The site benefits from an ideal PH of 4.5 and the tea tastes like a "good Malawi", not as good as Kenya or high Ceylon. US tastes need "bright cream" not the Assam "cloudies" that the UK prefers.
320 different varieties of tea are grown on site, planted at 5,000 per acre. The terrain is flat, sandy and well drained. The owners believe that drainage is key to growing tea and was the main reason why tea across the world used to be planted on hillsides. This ideal growing ground does not extend any further north but it is believed that there are lots of areas in Georgia and the southern States that would be suitable.

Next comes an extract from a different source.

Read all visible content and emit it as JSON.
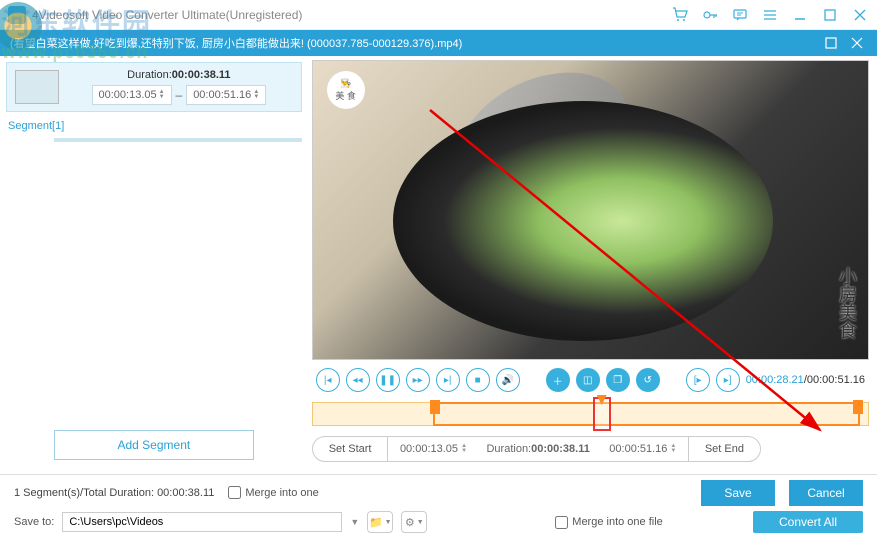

This Charleston site is only 3 miles from the sea and benefits from the gulf stream moderating temperatures, yet there are no reported salt problems.
Harvesting takes place from May to October, every 10 days. The total crop weight is 200,000 lbs. per year.

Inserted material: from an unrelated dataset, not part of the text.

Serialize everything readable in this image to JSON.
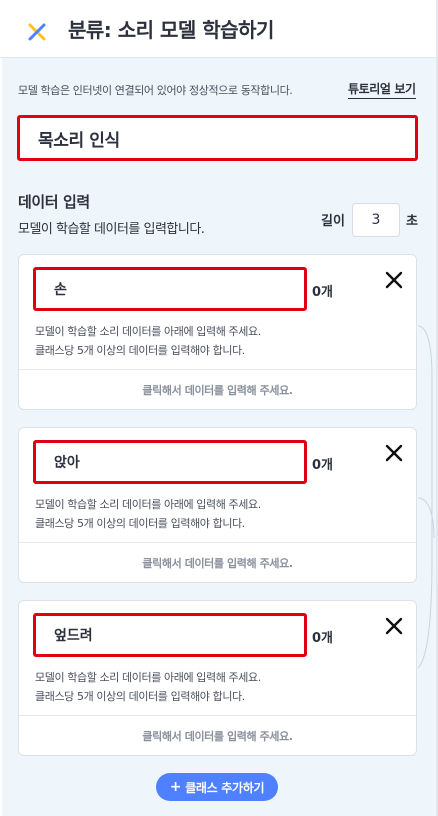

The big downside is the price obtained: only $3 per lb as opposed to the $90 achieved by imported Japanese teas. The owner has stopped supplying supermarkets in response to their ever downward pressure on price. US territory could in fact supply the entire American demand - but it would need an act of Congress to force the market to buy the home product!
Sales from the plantation have doubled every year. An instant tea called Sam's American Choice Iced Tea Mix has been developed for Walmart (presumably before the decision to stop supplying supermarkets!) Another brand called American Classic is being sold in Japan, Spain, Bermuda and England as well as all the American states. It has been served at the White House during the last three administrations.
The owner has stopped most feed for 3 years in order to obtain organic status. This would lower yields but price could go up 4-fold. Planting losses are minimised by trickle irrigation and the crop takes 3 years to reach flat top (plucking table) and then, in year 4, some crop is harvested. The plants are clonally propagated for uniformity. A mechanical harvester is used and this does the work of 500 manual pickers. This air conveyance hydraulic driven machine however is not as good for most applications as that used in the Argentina. It is a cross between a cotton and a tobacco harvester.
The plantation is only half an hour's drive from Charleston and attracts a lot of visitors. They peaked at 1,500 per day. The proprietors, when questioned, thought they could probably break even on visitors alone.
On the "visitor" theme, there is a nearby Magnolia Plantation and Gardens. They have a Camellia Maze, modelled on Hampton Court, England. It is not large but still intriguing and a significant part of the marketing of the enterprise. This is another (allied) business with a high dependence on visitor revenue.
The Hawaiian Manaki herbal 'Tea' Plantation is growing the genus Piturus albidus. It has been certified organic for 5 years now. Their market is small but with potential for growth. This enterprise is an offshoot for an established general plant grower for